Douglas F4D-1 Skyray of Marine fighter squadron VMF(AW)-115 Able Eagles.
[Source: U.S. Navy)

The Douglas F4D Skyray (later redesignated F-6 Skyray) was a carrier-based fighter built by the Douglas Aircraft Company. Although it was in service for a relatively short time and never entered combat, it was notable for being the first carrier-launched aircraft to hold the world's absolute speed record and was the first United States Navy fighter capable of exceeding Mach 1 in level flight.

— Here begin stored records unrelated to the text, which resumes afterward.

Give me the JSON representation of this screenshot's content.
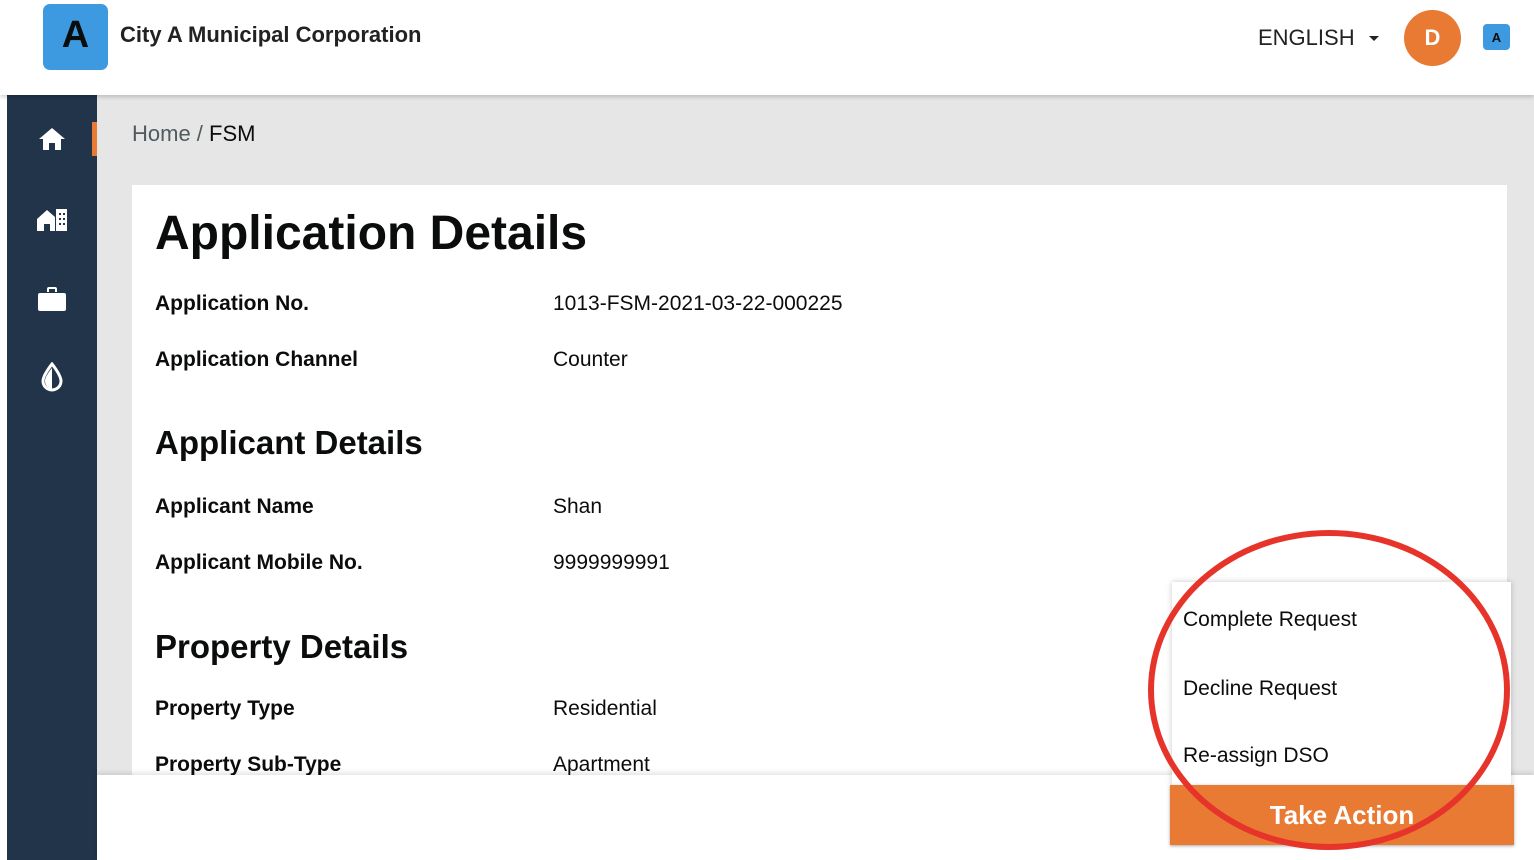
{
  "header": {
    "logo_letter": "A",
    "city_name": "City A Municipal Corporation",
    "language": "ENGLISH",
    "avatar_initial": "D",
    "badge_letter": "A"
  },
  "sidebar": {
    "items": [
      {
        "icon": "home-icon"
      },
      {
        "icon": "building-icon"
      },
      {
        "icon": "briefcase-icon"
      },
      {
        "icon": "water-drop-icon"
      }
    ],
    "accent_color": "#e87a33",
    "background_color": "#21344a"
  },
  "breadcrumb": {
    "home": "Home",
    "separator": " / ",
    "current": "FSM"
  },
  "application": {
    "title": "Application Details",
    "rows": [
      {
        "label": "Application No.",
        "value": "1013-FSM-2021-03-22-000225"
      },
      {
        "label": "Application Channel",
        "value": "Counter"
      }
    ]
  },
  "applicant": {
    "title": "Applicant Details",
    "rows": [
      {
        "label": "Applicant Name",
        "value": "Shan"
      },
      {
        "label": "Applicant Mobile No.",
        "value": "9999999991"
      }
    ]
  },
  "property": {
    "title": "Property Details",
    "rows": [
      {
        "label": "Property Type",
        "value": "Residential"
      },
      {
        "label": "Property Sub-Type",
        "value": "Apartment"
      }
    ]
  },
  "action_menu": {
    "items": [
      "Complete Request",
      "Decline Request",
      "Re-assign DSO"
    ],
    "button_label": "Take Action",
    "button_color": "#e87a33",
    "highlight_color": "#e6342a"
  }
}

The Skyray was designed to meet a Navy requirement issued in 1947 for a fighter aircraft capable of intercepting and destroying an enemy aircraft at an altitude of 50,000ft (15,240m) within five minutes of the alarm being sounded. The Navy also wanted an aircraft which followed the designs and research of the German aerodynamicist Alexander Lippisch who moved to the U.S. after World War II.

Design and Development
The F4D Skyray was a wide delta wing design with long, sharply swept, rounded wings. The design was named after the Manta ray fish which it resembled. The thick wing roots contained the air intakes feeding a single turbojet engine. Fuel was contained both in the wings and the deep fuselage. Leading-edge slats were fitted for increased lift during takeoff and landing, while the trailing edges were mostly elevon control surfaces. Additional pitch trimmers were fitted inboard near the jet exhaust, and were locked upward on takeoff and landing.

The Westinghouse J40 turbojet was the intended power plant, but Douglas fortunately took a conservative view and designed in contingency options for other power plants. The J40 proved troublesome and was eventually cancelled, and the Skyray was fitted instead with the Pratt & Whitney J57, a more powerful but larger engine.

Production aircraft were not delivered until early 1956, while the U.S. Marine Corps received their first in 1957. In total, 419 F4D-1 (later designated F-6 in the unified designation system) aircraft were produced.

Its unique and notable looks also played a part in making the Skyray one of the best-remembered early jet fighters. Affectionately known as the "Ford" (after the "Four" and "D" of its designation), this aircraft had a spectacular rate and angle of climb and set a new time to altitude record. It saw the Skyray fly from a standing start to 49,221 feet (15,000 meters) in 2 minutes and 36 seconds, all while flying at a 70 degree pitch angle.

Wikipedia: Douglas F4D Skyray